Las Vegas - The evolving nature of infectious diseases that attack the skin requires dermatologists to maintain constant vigilance, an expert says.
- The evolving nature of infectious diseases that attack the skin requires dermatologists to maintain constant vigilance, an expert says.
In diagnosing and treating infectious diseases, says Theodore Rosen, M.D., professor, Department of Dermatology, Baylor College of Medicine, "It's what you learn after you know it all that really counts." Just when one believes one has mastered every unpronounceable infection and treatment for it, he explains, experts change the culprit organism's name, the organism learns new pathologic tricks or new organisms arise.

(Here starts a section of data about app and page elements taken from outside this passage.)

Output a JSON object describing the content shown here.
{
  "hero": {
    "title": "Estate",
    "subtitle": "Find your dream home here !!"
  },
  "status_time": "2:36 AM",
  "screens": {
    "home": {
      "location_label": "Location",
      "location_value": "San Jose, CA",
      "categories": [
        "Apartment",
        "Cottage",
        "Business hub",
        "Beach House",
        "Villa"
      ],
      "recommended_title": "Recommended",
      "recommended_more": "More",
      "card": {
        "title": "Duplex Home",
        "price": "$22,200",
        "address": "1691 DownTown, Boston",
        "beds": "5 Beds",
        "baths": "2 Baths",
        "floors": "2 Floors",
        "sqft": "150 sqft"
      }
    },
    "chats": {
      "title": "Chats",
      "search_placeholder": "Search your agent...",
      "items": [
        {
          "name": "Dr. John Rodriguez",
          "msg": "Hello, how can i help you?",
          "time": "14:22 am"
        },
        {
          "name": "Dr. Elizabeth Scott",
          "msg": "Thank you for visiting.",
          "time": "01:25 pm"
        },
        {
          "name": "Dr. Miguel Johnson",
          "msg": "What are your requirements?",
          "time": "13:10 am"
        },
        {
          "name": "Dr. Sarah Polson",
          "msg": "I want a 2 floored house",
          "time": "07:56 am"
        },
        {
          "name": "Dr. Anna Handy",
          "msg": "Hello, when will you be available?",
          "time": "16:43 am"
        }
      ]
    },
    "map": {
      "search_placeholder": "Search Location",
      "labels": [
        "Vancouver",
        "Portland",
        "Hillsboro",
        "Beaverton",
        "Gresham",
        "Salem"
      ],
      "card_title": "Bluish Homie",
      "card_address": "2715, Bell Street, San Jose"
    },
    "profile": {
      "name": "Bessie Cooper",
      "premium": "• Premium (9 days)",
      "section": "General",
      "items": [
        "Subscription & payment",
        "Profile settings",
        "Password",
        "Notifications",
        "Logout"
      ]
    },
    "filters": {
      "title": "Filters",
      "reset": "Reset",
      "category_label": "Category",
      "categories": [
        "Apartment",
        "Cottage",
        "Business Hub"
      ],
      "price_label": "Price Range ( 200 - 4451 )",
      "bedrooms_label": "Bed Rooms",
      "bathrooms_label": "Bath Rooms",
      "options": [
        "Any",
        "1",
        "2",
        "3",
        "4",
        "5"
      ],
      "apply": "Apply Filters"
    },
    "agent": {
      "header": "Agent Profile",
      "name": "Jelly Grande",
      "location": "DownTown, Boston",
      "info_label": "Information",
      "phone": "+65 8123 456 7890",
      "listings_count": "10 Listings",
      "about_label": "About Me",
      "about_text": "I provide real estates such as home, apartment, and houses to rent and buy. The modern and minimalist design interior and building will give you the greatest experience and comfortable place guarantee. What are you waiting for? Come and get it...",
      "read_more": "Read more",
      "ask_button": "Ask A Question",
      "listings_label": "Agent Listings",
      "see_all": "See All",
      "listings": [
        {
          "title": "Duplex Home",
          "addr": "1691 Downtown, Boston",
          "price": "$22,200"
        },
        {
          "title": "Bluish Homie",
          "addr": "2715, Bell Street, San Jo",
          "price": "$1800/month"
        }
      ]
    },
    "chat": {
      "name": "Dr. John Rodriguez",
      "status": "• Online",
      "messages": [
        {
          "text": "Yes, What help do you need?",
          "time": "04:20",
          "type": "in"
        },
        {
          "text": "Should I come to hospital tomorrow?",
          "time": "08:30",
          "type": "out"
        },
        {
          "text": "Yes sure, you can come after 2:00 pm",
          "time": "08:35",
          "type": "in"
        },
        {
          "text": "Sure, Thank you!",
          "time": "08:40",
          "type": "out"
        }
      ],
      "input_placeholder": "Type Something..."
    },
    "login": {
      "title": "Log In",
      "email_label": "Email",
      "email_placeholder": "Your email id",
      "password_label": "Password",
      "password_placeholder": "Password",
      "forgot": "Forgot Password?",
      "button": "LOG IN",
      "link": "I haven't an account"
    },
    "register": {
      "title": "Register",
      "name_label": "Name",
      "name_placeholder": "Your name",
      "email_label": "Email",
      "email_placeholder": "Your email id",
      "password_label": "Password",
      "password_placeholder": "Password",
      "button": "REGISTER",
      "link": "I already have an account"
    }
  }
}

Between 1997 and 2007, Dr. Rosen says, the number of medical visits for abscesses has grown 88 percent, with presumptive methicillin-resistant Staphylococcus aureus (MRSA) rising from seven percent to 28 percent of these cases.
"In my own locale," he says, "more than 70 percent of all staph infections are MRSA." Furthermore, he says the appearance of community-acquired MRSA is no longer news. In fact, as the critical distinctions between these two entities continue to blur, it's more important to recognize local resistance and susceptibility patterns than differentiating between community and hospital sources.
Diagnostically, Dr. Rosen cautions that MRSA won't necessarily look like a boil. Current guidelines recommend using antibiotics only in limited instances such as for large lesions of those with associated cellulitis.
However, he says, the latest studies contradict these recommendations."In fact," he says, "patients respond better and recover more quickly if, along with incision and drainage, they’re placed on appropriate antibiotics to which the organism is susceptible." In this regard, he says doxycycline probably remains the go-to drug for most dermatologists, but MRSA's potential for tetracycline resistance makes minocycline perhaps a more rational choice.
Additionally, dermatologists must consider new sources of infectious skin disease, Dr. Rosen tells Dermatology Times.
"There's a new organism coming back from Iraq called Acinetobacter baumannii. It can cause skin and soft tissue infection following traumatic war injury," particularly from improvised explosive devices, he says.
"Originally, this was thought to be implanted from the ground at the time of the wound," but researchers now believe the organism originates in military medical facilities, he says.
Somewhat similarly, the incidence of leishmaniasis in returning soldiers is rising.
"Dermatologists need to realize that dengue fever is not just something we learn about in medical school," Dr. Rosen says.
Just as the number of dengue infections acquired abroad is increasing, it’s "not too far-fetched" that physicians will begin seeing cases originating in and spreading throughout the United States. DT
Disclosures: Dr. Rosen serves on speakers' bureaus for GlaxoSmithKline and Graceway.